◆ **What needs to be done**:
Repeat the entries exactly but omit the pictures.

- Opening Delimiter -

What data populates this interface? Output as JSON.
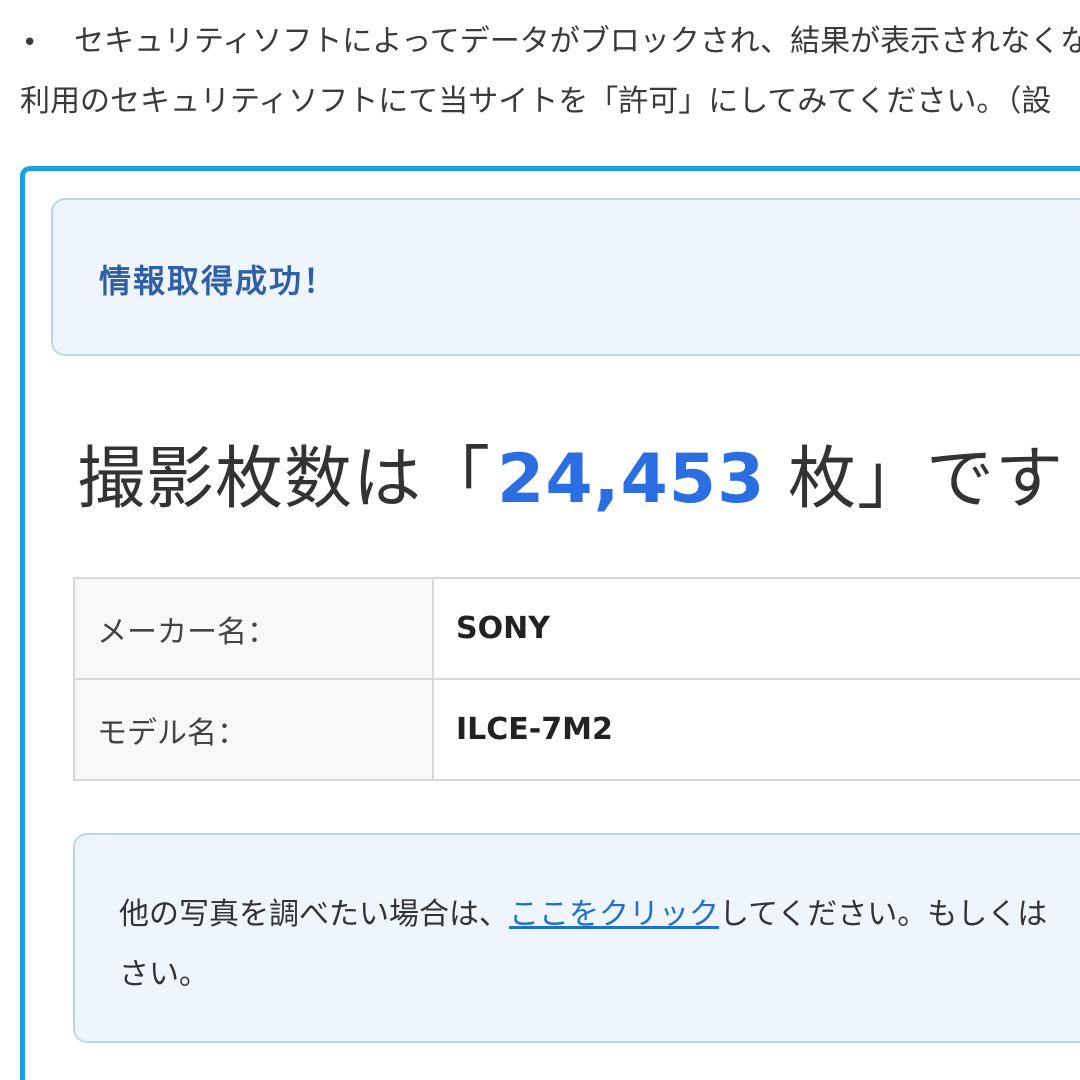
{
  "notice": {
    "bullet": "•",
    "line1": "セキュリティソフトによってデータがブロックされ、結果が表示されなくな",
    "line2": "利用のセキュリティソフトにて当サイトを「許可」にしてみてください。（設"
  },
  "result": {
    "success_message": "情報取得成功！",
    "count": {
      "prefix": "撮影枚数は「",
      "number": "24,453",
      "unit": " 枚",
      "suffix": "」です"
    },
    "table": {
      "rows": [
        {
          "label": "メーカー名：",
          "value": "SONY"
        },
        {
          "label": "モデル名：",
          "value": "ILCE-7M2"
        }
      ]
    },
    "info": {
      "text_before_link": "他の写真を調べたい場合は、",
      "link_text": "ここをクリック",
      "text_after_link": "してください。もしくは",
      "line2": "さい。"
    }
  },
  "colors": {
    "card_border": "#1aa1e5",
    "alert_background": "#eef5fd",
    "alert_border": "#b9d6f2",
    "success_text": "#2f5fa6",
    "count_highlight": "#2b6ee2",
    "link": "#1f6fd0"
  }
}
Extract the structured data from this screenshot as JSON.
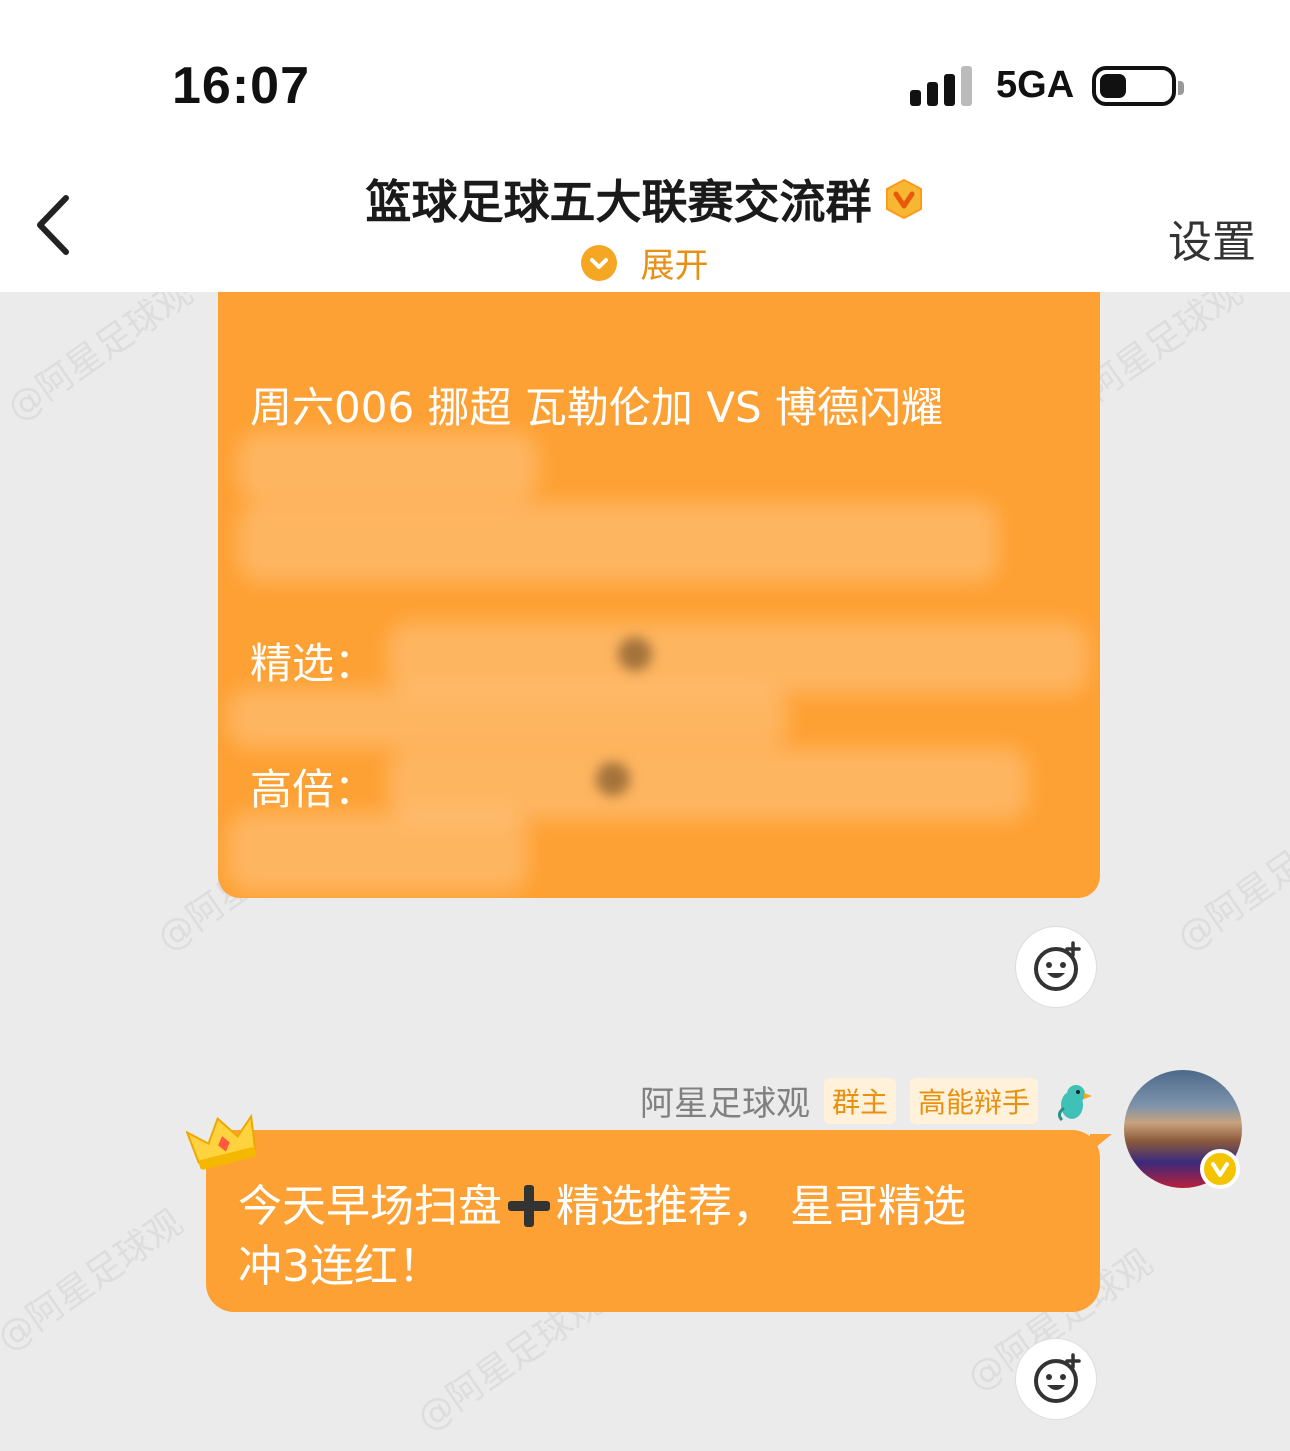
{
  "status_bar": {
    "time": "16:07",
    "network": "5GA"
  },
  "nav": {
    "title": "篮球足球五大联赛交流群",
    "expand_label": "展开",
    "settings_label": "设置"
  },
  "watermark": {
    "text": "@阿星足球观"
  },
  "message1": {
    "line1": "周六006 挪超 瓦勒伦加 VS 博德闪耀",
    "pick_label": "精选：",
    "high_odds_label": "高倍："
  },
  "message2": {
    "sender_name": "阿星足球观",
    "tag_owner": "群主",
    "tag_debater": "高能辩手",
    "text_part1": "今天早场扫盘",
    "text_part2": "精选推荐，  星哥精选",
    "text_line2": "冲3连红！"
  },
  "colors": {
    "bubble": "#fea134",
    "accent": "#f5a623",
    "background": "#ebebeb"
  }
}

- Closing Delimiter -

◆ **Response**:
What data populates this interface? Output as JSON.
{
  "notice": {
    "bullet": "•",
    "line1": "セキュリティソフトによってデータがブロックされ、結果が表示されなくな",
    "line2": "利用のセキュリティソフトにて当サイトを「許可」にしてみてください。（設"
  },
  "result": {
    "success_message": "情報取得成功！",
    "count": {
      "prefix": "撮影枚数は「",
      "number": "24,453",
      "unit": " 枚",
      "suffix": "」です"
    },
    "table": {
      "rows": [
        {
          "label": "メーカー名：",
          "value": "SONY"
        },
        {
          "label": "モデル名：",
          "value": "ILCE-7M2"
        }
      ]
    },
    "info": {
      "text_before_link": "他の写真を調べたい場合は、",
      "link_text": "ここをクリック",
      "text_after_link": "してください。もしくは",
      "line2": "さい。"
    }
  },
  "colors": {
    "card_border": "#1aa1e5",
    "alert_background": "#eef5fd",
    "alert_border": "#b9d6f2",
    "success_text": "#2f5fa6",
    "count_highlight": "#2b6ee2",
    "link": "#1f6fd0"
  }
}
Extract the structured data from this screenshot as JSON.
{
  "status_bar": {
    "time": "16:07",
    "network": "5GA"
  },
  "nav": {
    "title": "篮球足球五大联赛交流群",
    "expand_label": "展开",
    "settings_label": "设置"
  },
  "watermark": {
    "text": "@阿星足球观"
  },
  "message1": {
    "line1": "周六006 挪超 瓦勒伦加 VS 博德闪耀",
    "pick_label": "精选：",
    "high_odds_label": "高倍："
  },
  "message2": {
    "sender_name": "阿星足球观",
    "tag_owner": "群主",
    "tag_debater": "高能辩手",
    "text_part1": "今天早场扫盘",
    "text_part2": "精选推荐，  星哥精选",
    "text_line2": "冲3连红！"
  },
  "colors": {
    "bubble": "#fea134",
    "accent": "#f5a623",
    "background": "#ebebeb"
  }
}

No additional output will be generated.